Reusable Water Bottles
Plastic water bottles were first introduced to Australia in the late 1980s, and these days we’re wasting billions of dollars per year on them! It’s not the monetary cost of the product that’s most mind-boggling, though, but the expenditure of resources involved in the water sourcing, bottle manufacture, and transportation.
The fact is it takes three to seven litres of water, and one litre of oil (a little less when the International Bottled Water Association is crunching the numbers yet even much more in other studies) to produce one litre of bottled water. This creates over 60,000 tons of greenhouses gases a year in Australia alone, without even factoring in what happens to the ‘recyclable’ bottles after consumption.
Typically bottles are not recycled properly, If at all, and end up in landfill, taking some 1,000 years to biodegrade. When they are recycled correctly, the vast majority are dispatched overseas to third-world nations to be ‘downcycled’, which in turn leads to more discarded waste and toxic pollution by way of incineration.
What about those new lightweight plastics? Nope, these are just as bad, if not worse for our oceans says The Boomerang Alliance. And it’s really a weak case when you consider that Australian tap water is higher quality and subject to more stringent testing than bottled alternatives.
The best option is a simple one: turn to your own refillable bottle – be it made of sleek glass, sturdy aluminum, reusable plastic, or otherwise.

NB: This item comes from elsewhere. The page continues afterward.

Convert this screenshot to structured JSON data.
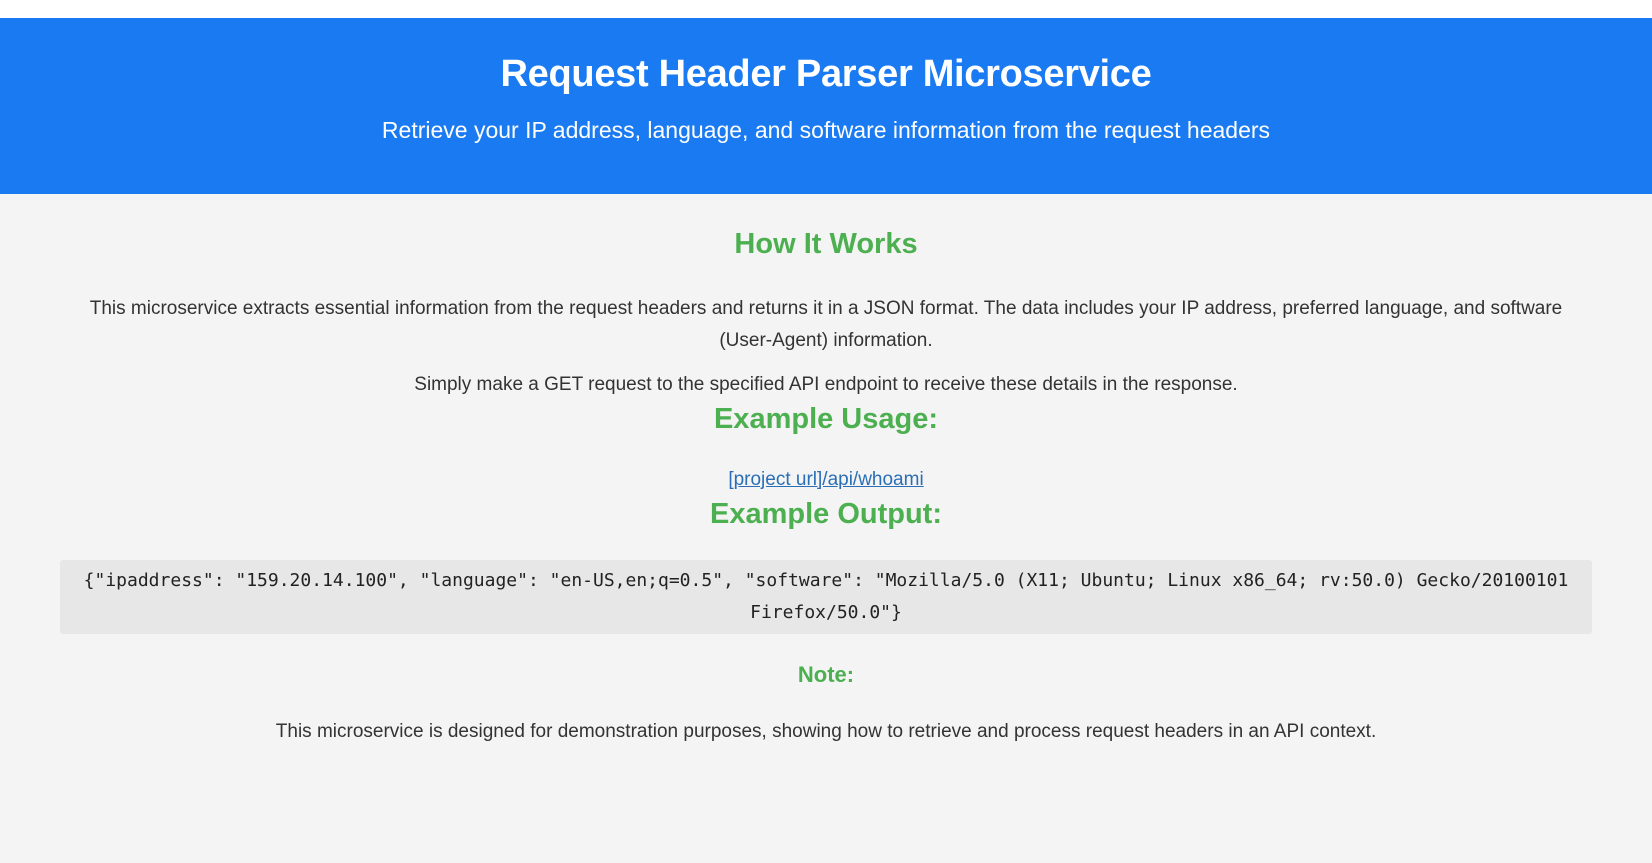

Some Reusable Designs We Like
Memobottle A6 ($39.95) from Make Designed Objects – it all started in Melbourne!
Retap Glass Water Bottle, 500ml, ($34.95) from Magnation.
S’well Drink Bottle 500ml ($59.95).
Your standard home/office/café drinking glass – conserve your own porter energy by taking a moment to hydrate before heading out. If in urgent need, before you reach for a plastic disposable, put on a smile and ask a cafe owner for a glass from the tap.
Public bubblers – suss out water fountains in the areas you frequent or turn to these maps for Melbourne (thanks Rob Adams!), Sydney, and Brisbane locations.